c. Take Your Oath

Upon passing the bar exam, the final step is taking your state’s oath of attorney. This formal ceremony solidifies your status as an attorney at law.

d. Become an Attorney-at-Law

Upon completing these steps, you officially become an attorney at law, capable of representing clients and practicing in your chosen field.

Lawyer Salary and Job Outlook

The legal profession offers competitive compensation and promising job prospects. According to the U.S. Bureau of Labor Statistics (BLS), the median annual salary for lawyers was $127,990 as of May 2021, with variations based on industry and geographical location.

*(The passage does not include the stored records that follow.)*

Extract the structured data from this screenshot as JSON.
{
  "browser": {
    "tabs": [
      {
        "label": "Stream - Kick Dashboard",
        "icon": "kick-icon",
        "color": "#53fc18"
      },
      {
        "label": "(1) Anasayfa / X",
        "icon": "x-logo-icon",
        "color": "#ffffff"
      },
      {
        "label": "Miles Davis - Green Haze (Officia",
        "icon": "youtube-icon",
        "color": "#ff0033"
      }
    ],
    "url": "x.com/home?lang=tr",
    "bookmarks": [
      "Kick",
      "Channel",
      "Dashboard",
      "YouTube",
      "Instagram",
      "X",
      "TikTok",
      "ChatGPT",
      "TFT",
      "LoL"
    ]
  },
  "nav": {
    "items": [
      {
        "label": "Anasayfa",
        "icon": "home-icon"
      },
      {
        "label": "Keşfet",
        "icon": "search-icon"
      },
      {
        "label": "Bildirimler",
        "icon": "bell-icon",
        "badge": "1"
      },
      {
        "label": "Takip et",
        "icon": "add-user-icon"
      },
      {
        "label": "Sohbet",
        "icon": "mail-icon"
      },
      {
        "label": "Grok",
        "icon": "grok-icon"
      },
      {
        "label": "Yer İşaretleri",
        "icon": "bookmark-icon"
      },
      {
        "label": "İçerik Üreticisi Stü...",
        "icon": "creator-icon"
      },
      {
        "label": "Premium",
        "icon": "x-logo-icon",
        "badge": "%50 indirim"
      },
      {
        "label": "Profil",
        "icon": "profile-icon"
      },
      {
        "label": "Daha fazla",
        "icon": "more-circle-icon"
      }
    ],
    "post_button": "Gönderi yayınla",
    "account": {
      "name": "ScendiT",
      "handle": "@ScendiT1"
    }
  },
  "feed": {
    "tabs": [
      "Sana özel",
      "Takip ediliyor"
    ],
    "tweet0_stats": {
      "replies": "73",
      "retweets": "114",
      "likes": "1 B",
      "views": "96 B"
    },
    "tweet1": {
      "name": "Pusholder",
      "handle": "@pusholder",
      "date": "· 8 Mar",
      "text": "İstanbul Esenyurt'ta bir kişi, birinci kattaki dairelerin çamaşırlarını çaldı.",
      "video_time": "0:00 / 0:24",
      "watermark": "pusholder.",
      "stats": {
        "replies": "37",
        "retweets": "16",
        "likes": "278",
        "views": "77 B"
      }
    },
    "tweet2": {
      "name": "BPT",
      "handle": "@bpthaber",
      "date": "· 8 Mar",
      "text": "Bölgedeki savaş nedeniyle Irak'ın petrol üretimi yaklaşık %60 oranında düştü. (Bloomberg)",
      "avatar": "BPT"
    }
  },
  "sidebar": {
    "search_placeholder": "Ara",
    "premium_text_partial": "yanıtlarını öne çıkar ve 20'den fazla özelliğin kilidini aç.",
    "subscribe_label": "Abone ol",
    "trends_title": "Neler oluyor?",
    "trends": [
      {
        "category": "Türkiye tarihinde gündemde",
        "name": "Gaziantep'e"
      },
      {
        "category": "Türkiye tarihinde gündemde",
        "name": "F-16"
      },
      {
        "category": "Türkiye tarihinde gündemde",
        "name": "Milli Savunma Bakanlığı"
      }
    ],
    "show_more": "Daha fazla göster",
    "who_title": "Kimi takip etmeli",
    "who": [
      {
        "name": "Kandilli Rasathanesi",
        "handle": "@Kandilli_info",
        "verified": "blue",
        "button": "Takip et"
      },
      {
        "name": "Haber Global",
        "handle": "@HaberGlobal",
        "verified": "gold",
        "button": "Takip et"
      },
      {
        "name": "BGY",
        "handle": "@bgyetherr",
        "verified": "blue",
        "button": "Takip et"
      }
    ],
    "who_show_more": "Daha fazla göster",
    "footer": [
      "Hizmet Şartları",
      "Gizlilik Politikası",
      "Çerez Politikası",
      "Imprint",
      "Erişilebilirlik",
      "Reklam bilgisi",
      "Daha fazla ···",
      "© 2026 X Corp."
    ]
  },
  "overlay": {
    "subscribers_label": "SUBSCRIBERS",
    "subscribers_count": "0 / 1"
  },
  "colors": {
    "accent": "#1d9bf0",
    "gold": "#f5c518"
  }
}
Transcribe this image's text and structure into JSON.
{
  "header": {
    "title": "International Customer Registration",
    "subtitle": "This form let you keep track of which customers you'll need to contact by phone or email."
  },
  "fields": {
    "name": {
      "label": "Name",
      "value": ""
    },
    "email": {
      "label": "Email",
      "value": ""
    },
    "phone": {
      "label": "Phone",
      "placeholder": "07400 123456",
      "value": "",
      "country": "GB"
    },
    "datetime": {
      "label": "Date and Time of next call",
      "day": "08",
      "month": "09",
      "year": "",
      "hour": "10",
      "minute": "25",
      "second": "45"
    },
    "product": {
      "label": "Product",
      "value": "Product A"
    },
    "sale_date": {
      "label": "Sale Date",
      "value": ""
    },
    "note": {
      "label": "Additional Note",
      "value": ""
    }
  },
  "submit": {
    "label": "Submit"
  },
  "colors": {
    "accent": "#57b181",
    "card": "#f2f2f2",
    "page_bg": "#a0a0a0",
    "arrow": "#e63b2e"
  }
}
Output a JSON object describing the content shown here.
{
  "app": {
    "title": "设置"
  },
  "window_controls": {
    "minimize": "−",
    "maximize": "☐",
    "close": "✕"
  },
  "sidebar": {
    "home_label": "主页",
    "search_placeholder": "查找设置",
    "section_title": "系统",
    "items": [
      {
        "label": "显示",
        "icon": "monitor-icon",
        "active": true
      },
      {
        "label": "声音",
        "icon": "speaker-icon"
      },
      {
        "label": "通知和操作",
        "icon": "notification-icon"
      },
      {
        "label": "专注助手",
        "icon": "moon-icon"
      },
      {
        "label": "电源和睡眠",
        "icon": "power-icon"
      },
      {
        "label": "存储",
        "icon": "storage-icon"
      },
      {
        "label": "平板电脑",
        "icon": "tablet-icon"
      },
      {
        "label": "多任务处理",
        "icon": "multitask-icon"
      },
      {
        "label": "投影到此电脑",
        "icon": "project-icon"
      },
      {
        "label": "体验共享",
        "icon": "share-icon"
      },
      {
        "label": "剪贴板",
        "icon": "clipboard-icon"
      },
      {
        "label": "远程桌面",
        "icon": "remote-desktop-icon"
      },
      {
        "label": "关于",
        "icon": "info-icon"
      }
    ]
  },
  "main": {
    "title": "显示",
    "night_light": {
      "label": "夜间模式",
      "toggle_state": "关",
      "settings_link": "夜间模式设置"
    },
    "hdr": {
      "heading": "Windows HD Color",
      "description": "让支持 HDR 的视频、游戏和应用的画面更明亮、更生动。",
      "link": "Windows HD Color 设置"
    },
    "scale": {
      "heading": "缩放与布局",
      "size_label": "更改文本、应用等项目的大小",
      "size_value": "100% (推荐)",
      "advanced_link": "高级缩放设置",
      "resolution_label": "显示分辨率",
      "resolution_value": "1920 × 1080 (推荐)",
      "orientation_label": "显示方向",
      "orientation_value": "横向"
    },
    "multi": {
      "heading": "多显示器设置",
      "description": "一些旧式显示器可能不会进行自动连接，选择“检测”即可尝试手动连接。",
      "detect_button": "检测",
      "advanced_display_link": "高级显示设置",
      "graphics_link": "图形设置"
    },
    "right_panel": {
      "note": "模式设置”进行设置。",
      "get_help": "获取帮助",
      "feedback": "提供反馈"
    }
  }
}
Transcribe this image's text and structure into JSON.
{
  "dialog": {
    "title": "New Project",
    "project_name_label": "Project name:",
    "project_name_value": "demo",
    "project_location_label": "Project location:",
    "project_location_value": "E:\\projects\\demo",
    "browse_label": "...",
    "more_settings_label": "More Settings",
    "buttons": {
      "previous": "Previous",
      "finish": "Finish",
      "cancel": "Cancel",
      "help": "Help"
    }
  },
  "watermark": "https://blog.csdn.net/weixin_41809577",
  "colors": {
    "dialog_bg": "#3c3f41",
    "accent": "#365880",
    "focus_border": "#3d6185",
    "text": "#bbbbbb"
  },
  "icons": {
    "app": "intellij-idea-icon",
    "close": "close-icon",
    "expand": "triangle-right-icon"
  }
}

For instance, in Washington, D.C., the average annual salary for lawyers reaches $198,820, while in New York, it’s $179,060, according to the BLS. Furthermore, the BLS projects a 10% growth in employment opportunities for lawyers from 2021 to 2031, a rate twice as fast as the average projected job growth across other careers.

While the need for legal expertise remains constant, it’s worth noting that law firms may delegate more work to paralegals and legal assistants to streamline costs. Nevertheless, the demand for skilled lawyers remains strong.

Frequently Asked Questions About Lawyers

Is being a lawyer hard?

Becoming a lawyer is undoubtedly challenging. It involves years of rigorous study, comprehensive examinations, and a commitment to absorbing extensive legal knowledge.

How do you start being a lawyer?

The journey to becoming a lawyer begins with completing your educational requirements. Choose relevant undergraduate courses and consider your desired legal specialization. A clear path involves earning a bachelor’s degree and then pursuing a Juris Doctor (JD) degree from a law school.

How long does it take to become a lawyer?

In most cases, aspiring lawyers should expect to spend around seven years in education—four years for a bachelor’s degree and three years for a JD. Additionally, you’ll need to allocate extra time for bar exam preparation and other licensing requirements.

In summary, becoming a lawyer is a rewarding journey that requires dedication, education, and the ability to adapt to evolving standards in the field. If you’re passionate about the law and possess the requisite skills, the legal profession offers a promising and fulfilling career path.

Leave a Reply

Your email address will not be published. Required fields are marked *

Back to top button